GST is a destination and consumption based tax which means that the state where the goods or services are finally consumed will receive the taxes. At present, the indirect tax structure is quite complex which levies varied taxes on one particular good/service depending upon factors such as manufacturing, selling, movement etc. GST is going to replace most of these indirect taxes levied by central and state government for goods and services creating a common market and reducing cascading effect of tax drastically.
However, many questions still remain unanswered such as ‘How will GST be implemented?’ ‘How will the government action a smooth transition to GST?’ ‘How will business processes change after GST?’ ‘How will the Government ensure smooth compliance on an ongoing basis?’ ‘How robust will be the reconciliation process?’
Answer to most of these questions lies in deploying the right technology.
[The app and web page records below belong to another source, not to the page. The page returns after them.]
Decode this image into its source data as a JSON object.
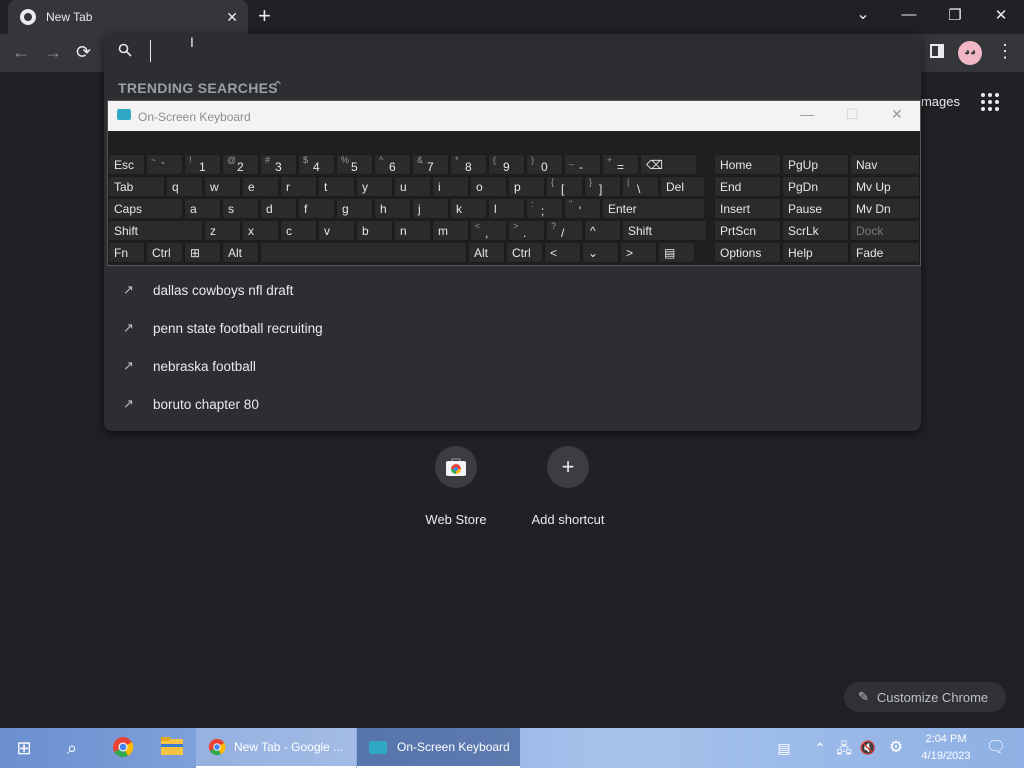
{
  "browser": {
    "tab_title": "New Tab",
    "tab_close": "✕",
    "new_tab": "+",
    "window_controls": {
      "dropdown": "⌄",
      "minimize": "—",
      "restore": "❐",
      "close": "✕"
    }
  },
  "toolbar": {
    "back": "←",
    "forward": "→",
    "reload": "⟳",
    "images_label": "Images",
    "menu": "⋮"
  },
  "omnibox": {
    "search_icon": "search-icon",
    "value": "",
    "trending_header": "TRENDING SEARCHES",
    "trending_toggle": "⌃",
    "trending": [
      {
        "icon": "↗",
        "text": "dallas cowboys nfl draft"
      },
      {
        "icon": "↗",
        "text": "penn state football recruiting"
      },
      {
        "icon": "↗",
        "text": "nebraska football"
      },
      {
        "icon": "↗",
        "text": "boruto chapter 80"
      }
    ]
  },
  "osk": {
    "title": "On-Screen Keyboard",
    "minimize": "—",
    "maximize": "☐",
    "close": "✕",
    "row1": [
      {
        "m": "Esc"
      },
      {
        "s": "~",
        "p": "`"
      },
      {
        "s": "!",
        "p": "1"
      },
      {
        "s": "@",
        "p": "2"
      },
      {
        "s": "#",
        "p": "3"
      },
      {
        "s": "$",
        "p": "4"
      },
      {
        "s": "%",
        "p": "5"
      },
      {
        "s": "^",
        "p": "6"
      },
      {
        "s": "&",
        "p": "7"
      },
      {
        "s": "*",
        "p": "8"
      },
      {
        "s": "(",
        "p": "9"
      },
      {
        "s": ")",
        "p": "0"
      },
      {
        "s": "_",
        "p": "-"
      },
      {
        "s": "+",
        "p": "="
      },
      {
        "m": "⌫"
      }
    ],
    "row2": [
      {
        "m": "Tab"
      },
      {
        "m": "q"
      },
      {
        "m": "w"
      },
      {
        "m": "e"
      },
      {
        "m": "r"
      },
      {
        "m": "t"
      },
      {
        "m": "y"
      },
      {
        "m": "u"
      },
      {
        "m": "i"
      },
      {
        "m": "o"
      },
      {
        "m": "p"
      },
      {
        "s": "{",
        "p": "["
      },
      {
        "s": "}",
        "p": "]"
      },
      {
        "s": "|",
        "p": "\\"
      },
      {
        "m": "Del"
      }
    ],
    "row3": [
      {
        "m": "Caps"
      },
      {
        "m": "a"
      },
      {
        "m": "s"
      },
      {
        "m": "d"
      },
      {
        "m": "f"
      },
      {
        "m": "g"
      },
      {
        "m": "h"
      },
      {
        "m": "j"
      },
      {
        "m": "k"
      },
      {
        "m": "l"
      },
      {
        "s": ":",
        "p": ";"
      },
      {
        "s": "\"",
        "p": "'"
      },
      {
        "m": "Enter"
      }
    ],
    "row4": [
      {
        "m": "Shift"
      },
      {
        "m": "z"
      },
      {
        "m": "x"
      },
      {
        "m": "c"
      },
      {
        "m": "v"
      },
      {
        "m": "b"
      },
      {
        "m": "n"
      },
      {
        "m": "m"
      },
      {
        "s": "<",
        "p": ","
      },
      {
        "s": ">",
        "p": "."
      },
      {
        "s": "?",
        "p": "/"
      },
      {
        "m": "^"
      },
      {
        "m": "Shift"
      }
    ],
    "row5": [
      {
        "m": "Fn"
      },
      {
        "m": "Ctrl"
      },
      {
        "m": "⊞"
      },
      {
        "m": "Alt"
      },
      {
        "m": ""
      },
      {
        "m": "Alt"
      },
      {
        "m": "Ctrl"
      },
      {
        "m": "<"
      },
      {
        "m": "⌄"
      },
      {
        "m": ">"
      },
      {
        "m": "▤"
      }
    ],
    "nav": [
      [
        "Home",
        "PgUp",
        "Nav"
      ],
      [
        "End",
        "PgDn",
        "Mv Up"
      ],
      [
        "Insert",
        "Pause",
        "Mv Dn"
      ],
      [
        "PrtScn",
        "ScrLk",
        "Dock"
      ],
      [
        "Options",
        "Help",
        "Fade"
      ]
    ]
  },
  "shortcuts": [
    {
      "label": "Web Store",
      "icon": "web-store-icon"
    },
    {
      "label": "Add shortcut",
      "icon": "plus-icon",
      "glyph": "+"
    }
  ],
  "customize_label": "Customize Chrome",
  "taskbar": {
    "start": "⊞",
    "search": "⌕",
    "chrome_window": "New Tab - Google ...",
    "osk_window": "On-Screen Keyboard",
    "time": "2:04 PM",
    "date": "4/19/2023"
  }
}
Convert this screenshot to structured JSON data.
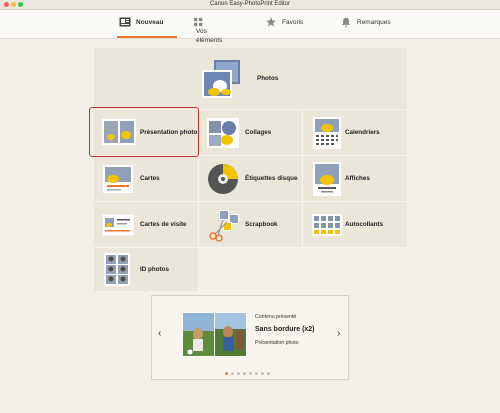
{
  "window": {
    "title": "Canon Easy-PhotoPrint Editor"
  },
  "tabs": [
    {
      "label": "Nouveau",
      "icon": "new-document-icon",
      "active": true
    },
    {
      "label": "Vos éléments",
      "icon": "grid-icon",
      "active": false
    },
    {
      "label": "Favoris",
      "icon": "star-icon",
      "active": false
    },
    {
      "label": "Remarques",
      "icon": "bell-icon",
      "active": false
    }
  ],
  "menu": {
    "photos": "Photos",
    "presentation": "Présentation photo",
    "collages": "Collages",
    "calendriers": "Calendriers",
    "cartes": "Cartes",
    "etiquettes": "Étiquettes disque",
    "affiches": "Affiches",
    "cartes_visite": "Cartes de visite",
    "scrapbook": "Scrapbook",
    "autocollants": "Autocollants",
    "id_photos": "ID photos"
  },
  "carousel": {
    "featured_label": "Contenu présenté",
    "title": "Sans bordure (x2)",
    "subtitle": "Présentation photo",
    "prev_label": "‹",
    "next_label": "›",
    "dot_count": 8,
    "active_dot": 0
  },
  "colors": {
    "accent": "#e8782e",
    "selection": "#d42b2b"
  }
}
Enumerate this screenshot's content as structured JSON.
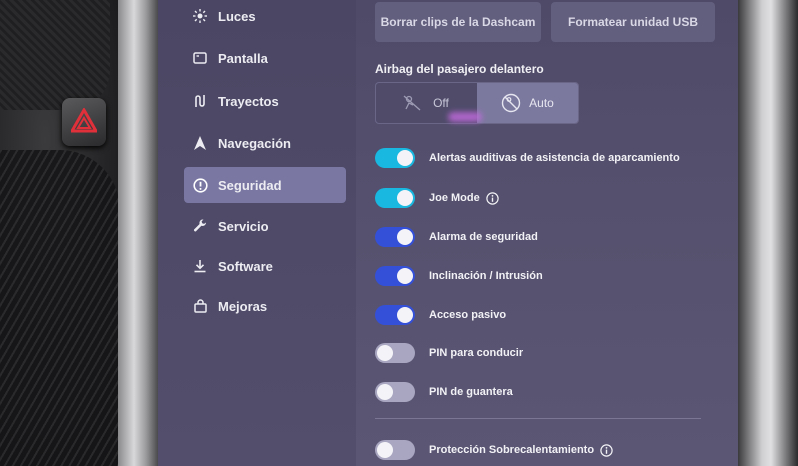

Technology has always played an important role in ensuring tax compliance across multiple systems. An effective way of ensuring end to end GST transformation would be to deploy right tax technology and infrastructure which takes into account multiple GST requirements catering to varied geographies and businesses.
An efficient tax technology can help address:
Determination of Tax: Companies need to introduce a system which can facilitate calculating right amount of GST and take in account all rules set out by the Government. This is where ‘tax-engines’ - which merge tax content and tax technology play a crucial role. These engines have a central platform which connects all source systems and has inbuilt logic, rules and content which are kept updated to ensure transactions are taxed appropriately.
Compliance: The step that comes after arriving at the correct tax amount is to prepare and file the returns accurately. In GST regime, companies will have to make sure that there are periodic updates/uploads of sales and purchase data with reconciliation for tax payments and credits. There will be a need of reconciliation for both supplier and recipient to bring about transparency and minimize tax evasion. Tax technology can help companies ensure such compliance.
Reporting and Analysis: Tax technology also plays a vital role in providing audit trail of transactions and required reports which are useful in internal analysis and audits.
In India, the transition from the existing indirect tax regime to GST will need a well-built technological infrastructure to help corporations remain tax compliant at all given points in time. Technology can substantially help organizations operating across sectors with different processes and business models, navigate smoothly to GST regime as India looks forward to kicking off a new chapter.
A report released by the World Economic Forum on the Ease of Doing Business Index showed that India’s rankings had improved by 16 places to 39 in 2016, among 138 countries, from 55 last year. GST implementation will help in scaling up India’s rankings in the global competitiveness index even further as technology will take centre stage for successful GST implementation across the country.